(Items from an interface collection)
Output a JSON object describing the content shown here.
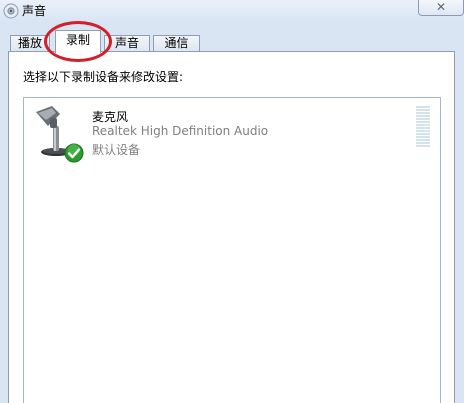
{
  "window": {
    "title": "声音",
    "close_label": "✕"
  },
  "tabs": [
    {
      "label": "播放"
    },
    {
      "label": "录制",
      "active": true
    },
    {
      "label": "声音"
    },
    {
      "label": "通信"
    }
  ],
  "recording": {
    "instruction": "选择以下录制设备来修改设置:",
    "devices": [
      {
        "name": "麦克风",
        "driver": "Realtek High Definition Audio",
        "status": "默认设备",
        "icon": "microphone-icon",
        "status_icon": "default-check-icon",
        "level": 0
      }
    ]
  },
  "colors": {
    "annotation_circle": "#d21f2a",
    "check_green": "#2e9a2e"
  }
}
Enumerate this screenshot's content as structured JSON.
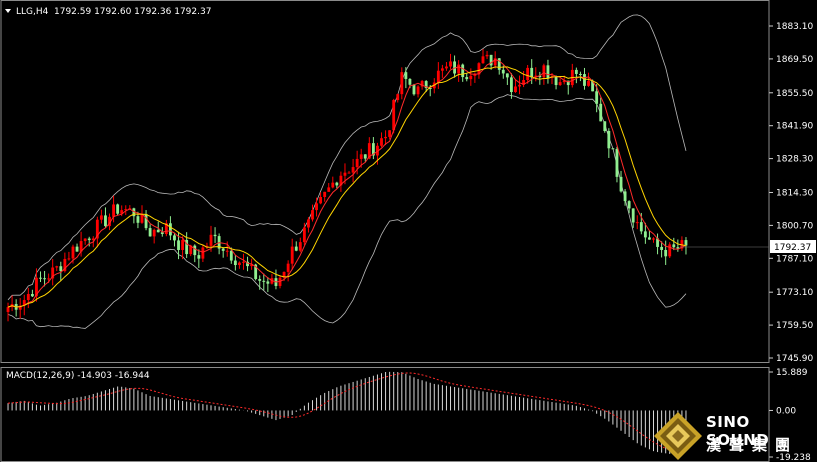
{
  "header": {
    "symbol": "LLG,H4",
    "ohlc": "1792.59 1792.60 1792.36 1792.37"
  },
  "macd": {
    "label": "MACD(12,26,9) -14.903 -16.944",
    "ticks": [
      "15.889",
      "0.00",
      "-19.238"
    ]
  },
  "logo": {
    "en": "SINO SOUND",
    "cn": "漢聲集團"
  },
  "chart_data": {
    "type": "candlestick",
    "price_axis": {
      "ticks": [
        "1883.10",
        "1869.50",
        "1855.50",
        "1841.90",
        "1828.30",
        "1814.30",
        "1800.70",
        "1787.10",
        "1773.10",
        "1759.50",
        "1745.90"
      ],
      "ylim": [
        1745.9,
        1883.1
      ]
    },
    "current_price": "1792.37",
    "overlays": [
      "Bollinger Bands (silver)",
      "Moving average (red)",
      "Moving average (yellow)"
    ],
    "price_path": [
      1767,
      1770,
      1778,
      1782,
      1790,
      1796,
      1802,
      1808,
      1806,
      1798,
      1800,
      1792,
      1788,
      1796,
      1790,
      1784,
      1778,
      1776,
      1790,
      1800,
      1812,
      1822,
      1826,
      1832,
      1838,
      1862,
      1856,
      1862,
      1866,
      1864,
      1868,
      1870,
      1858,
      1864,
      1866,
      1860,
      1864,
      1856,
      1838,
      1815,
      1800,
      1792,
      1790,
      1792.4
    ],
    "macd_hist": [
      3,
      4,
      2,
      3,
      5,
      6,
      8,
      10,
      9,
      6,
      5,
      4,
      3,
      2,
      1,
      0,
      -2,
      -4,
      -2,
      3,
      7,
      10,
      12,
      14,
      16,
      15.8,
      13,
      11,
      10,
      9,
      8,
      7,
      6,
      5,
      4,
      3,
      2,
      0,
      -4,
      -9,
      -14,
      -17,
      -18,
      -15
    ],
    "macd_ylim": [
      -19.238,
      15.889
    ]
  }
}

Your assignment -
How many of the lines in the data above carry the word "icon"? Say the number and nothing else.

Written answer -
2